*TASK ITEM*. The entries below are to be reproduced exactly, with their pictures omitted.

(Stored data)
<<<<
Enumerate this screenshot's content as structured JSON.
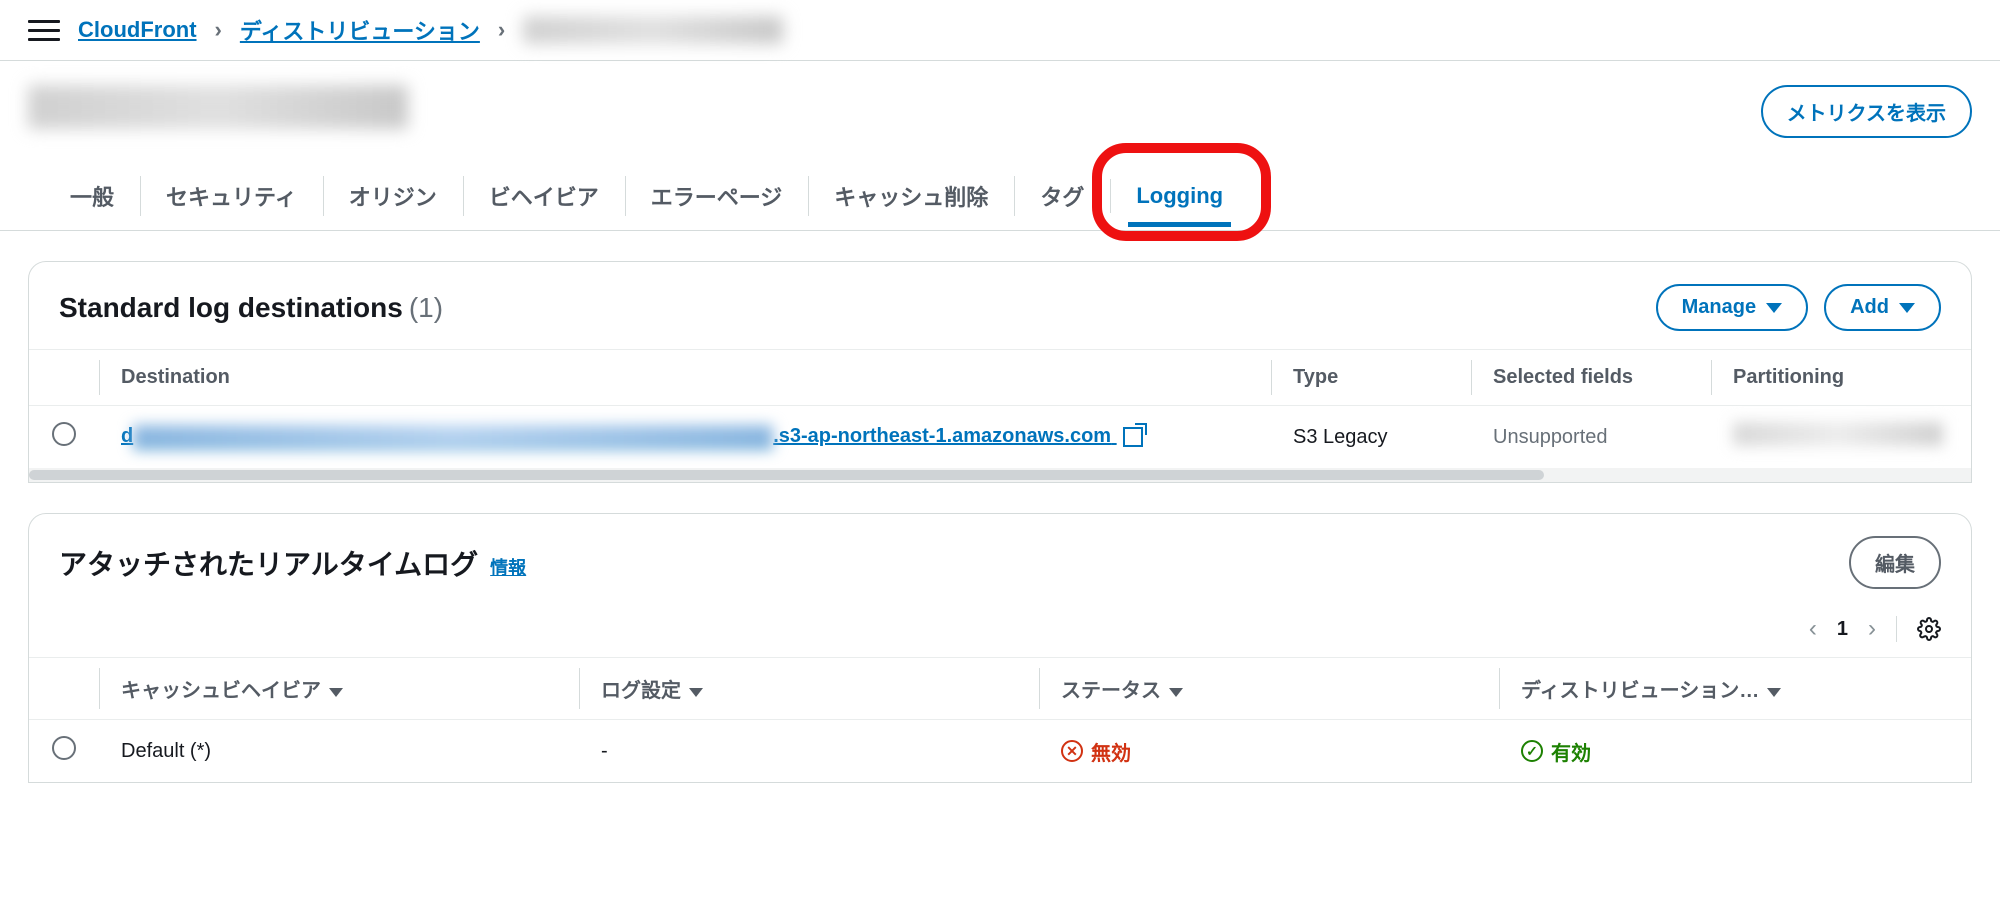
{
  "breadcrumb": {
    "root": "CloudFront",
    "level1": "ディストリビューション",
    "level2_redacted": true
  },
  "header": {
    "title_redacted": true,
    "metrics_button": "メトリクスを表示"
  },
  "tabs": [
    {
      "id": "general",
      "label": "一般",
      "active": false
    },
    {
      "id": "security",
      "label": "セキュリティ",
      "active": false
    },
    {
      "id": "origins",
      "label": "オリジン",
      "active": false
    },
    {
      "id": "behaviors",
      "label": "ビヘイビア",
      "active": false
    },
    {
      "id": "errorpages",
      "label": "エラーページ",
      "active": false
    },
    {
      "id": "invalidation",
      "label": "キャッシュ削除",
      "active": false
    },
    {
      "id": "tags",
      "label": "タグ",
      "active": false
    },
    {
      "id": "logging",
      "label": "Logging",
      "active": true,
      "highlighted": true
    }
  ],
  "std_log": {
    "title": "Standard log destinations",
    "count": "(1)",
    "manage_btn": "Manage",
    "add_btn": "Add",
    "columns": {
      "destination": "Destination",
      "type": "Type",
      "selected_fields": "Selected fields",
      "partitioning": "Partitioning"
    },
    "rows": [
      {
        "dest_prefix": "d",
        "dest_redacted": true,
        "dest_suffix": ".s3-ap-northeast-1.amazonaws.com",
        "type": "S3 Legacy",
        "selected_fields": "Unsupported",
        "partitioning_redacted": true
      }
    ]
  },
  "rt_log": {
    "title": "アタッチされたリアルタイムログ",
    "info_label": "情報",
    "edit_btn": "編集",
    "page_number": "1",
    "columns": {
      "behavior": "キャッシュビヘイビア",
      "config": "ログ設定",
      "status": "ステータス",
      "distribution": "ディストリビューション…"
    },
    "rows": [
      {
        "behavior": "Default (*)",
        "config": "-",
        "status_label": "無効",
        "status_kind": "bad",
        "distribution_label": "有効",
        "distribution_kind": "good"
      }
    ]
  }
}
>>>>
*SOLUTION TO THE PROBLEM*.
Enumerate this screenshot's content as structured JSON.
{
  "breadcrumb": {
    "root": "CloudFront",
    "level1": "ディストリビューション",
    "level2_redacted": true
  },
  "header": {
    "title_redacted": true,
    "metrics_button": "メトリクスを表示"
  },
  "tabs": [
    {
      "id": "general",
      "label": "一般",
      "active": false
    },
    {
      "id": "security",
      "label": "セキュリティ",
      "active": false
    },
    {
      "id": "origins",
      "label": "オリジン",
      "active": false
    },
    {
      "id": "behaviors",
      "label": "ビヘイビア",
      "active": false
    },
    {
      "id": "errorpages",
      "label": "エラーページ",
      "active": false
    },
    {
      "id": "invalidation",
      "label": "キャッシュ削除",
      "active": false
    },
    {
      "id": "tags",
      "label": "タグ",
      "active": false
    },
    {
      "id": "logging",
      "label": "Logging",
      "active": true,
      "highlighted": true
    }
  ],
  "std_log": {
    "title": "Standard log destinations",
    "count": "(1)",
    "manage_btn": "Manage",
    "add_btn": "Add",
    "columns": {
      "destination": "Destination",
      "type": "Type",
      "selected_fields": "Selected fields",
      "partitioning": "Partitioning"
    },
    "rows": [
      {
        "dest_prefix": "d",
        "dest_redacted": true,
        "dest_suffix": ".s3-ap-northeast-1.amazonaws.com",
        "type": "S3 Legacy",
        "selected_fields": "Unsupported",
        "partitioning_redacted": true
      }
    ]
  },
  "rt_log": {
    "title": "アタッチされたリアルタイムログ",
    "info_label": "情報",
    "edit_btn": "編集",
    "page_number": "1",
    "columns": {
      "behavior": "キャッシュビヘイビア",
      "config": "ログ設定",
      "status": "ステータス",
      "distribution": "ディストリビューション…"
    },
    "rows": [
      {
        "behavior": "Default (*)",
        "config": "-",
        "status_label": "無効",
        "status_kind": "bad",
        "distribution_label": "有効",
        "distribution_kind": "good"
      }
    ]
  }
}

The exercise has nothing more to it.